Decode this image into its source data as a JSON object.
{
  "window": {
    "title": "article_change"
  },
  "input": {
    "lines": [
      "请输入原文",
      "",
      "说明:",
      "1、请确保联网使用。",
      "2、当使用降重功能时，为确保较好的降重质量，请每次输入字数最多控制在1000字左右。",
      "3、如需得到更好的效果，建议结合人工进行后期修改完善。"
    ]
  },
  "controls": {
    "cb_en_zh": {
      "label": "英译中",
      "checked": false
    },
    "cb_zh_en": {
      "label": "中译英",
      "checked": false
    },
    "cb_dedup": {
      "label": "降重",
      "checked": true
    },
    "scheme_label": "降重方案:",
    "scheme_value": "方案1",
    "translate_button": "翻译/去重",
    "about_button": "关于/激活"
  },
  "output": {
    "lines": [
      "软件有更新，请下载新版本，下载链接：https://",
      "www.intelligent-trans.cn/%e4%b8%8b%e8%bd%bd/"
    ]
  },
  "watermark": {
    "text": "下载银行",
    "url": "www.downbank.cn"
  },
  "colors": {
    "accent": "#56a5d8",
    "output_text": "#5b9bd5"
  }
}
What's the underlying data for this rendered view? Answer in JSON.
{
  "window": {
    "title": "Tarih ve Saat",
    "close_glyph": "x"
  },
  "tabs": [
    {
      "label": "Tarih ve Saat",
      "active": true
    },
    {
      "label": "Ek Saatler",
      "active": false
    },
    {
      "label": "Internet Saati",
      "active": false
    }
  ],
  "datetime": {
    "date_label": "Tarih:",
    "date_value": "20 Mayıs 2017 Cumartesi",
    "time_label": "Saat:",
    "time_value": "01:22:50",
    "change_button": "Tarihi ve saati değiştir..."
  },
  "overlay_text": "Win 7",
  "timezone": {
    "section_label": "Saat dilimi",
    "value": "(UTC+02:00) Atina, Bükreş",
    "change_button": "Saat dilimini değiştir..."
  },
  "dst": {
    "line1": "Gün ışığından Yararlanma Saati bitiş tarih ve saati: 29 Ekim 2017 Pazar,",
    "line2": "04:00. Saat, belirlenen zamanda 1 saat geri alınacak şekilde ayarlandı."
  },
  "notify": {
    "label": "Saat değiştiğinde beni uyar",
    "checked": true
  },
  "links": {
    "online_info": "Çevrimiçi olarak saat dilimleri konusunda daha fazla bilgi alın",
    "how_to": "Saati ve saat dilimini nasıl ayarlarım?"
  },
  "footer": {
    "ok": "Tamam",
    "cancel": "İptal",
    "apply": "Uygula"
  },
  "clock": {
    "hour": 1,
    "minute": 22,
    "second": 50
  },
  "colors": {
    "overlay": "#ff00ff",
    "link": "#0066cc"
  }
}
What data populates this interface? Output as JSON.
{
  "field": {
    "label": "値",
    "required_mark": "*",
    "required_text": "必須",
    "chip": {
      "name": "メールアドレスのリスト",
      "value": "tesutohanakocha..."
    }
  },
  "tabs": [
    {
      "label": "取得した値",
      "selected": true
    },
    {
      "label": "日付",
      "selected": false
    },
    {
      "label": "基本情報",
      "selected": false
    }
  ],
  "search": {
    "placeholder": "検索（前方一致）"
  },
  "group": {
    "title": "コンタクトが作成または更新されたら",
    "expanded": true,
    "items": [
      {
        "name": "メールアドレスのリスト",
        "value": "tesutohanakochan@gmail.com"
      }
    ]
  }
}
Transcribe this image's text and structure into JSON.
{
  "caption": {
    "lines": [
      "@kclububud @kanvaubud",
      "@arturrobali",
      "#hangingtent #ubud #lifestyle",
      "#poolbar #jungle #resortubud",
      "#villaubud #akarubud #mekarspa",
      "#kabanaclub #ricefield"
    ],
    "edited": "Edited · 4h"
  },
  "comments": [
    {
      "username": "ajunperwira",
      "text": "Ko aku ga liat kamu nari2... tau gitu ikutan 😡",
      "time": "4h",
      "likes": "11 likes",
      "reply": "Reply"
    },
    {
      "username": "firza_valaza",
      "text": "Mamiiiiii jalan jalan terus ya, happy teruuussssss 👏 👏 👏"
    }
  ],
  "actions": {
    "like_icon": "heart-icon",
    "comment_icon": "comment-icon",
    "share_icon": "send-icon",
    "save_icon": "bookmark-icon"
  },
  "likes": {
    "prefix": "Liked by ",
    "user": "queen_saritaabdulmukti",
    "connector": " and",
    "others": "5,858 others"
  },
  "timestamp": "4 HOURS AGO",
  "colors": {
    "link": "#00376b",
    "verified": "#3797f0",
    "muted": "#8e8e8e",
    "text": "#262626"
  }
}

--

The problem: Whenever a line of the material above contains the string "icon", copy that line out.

Task solution:
    "like_icon": "heart-icon",
    "comment_icon": "comment-icon",
    "share_icon": "send-icon",
    "save_icon": "bookmark-icon"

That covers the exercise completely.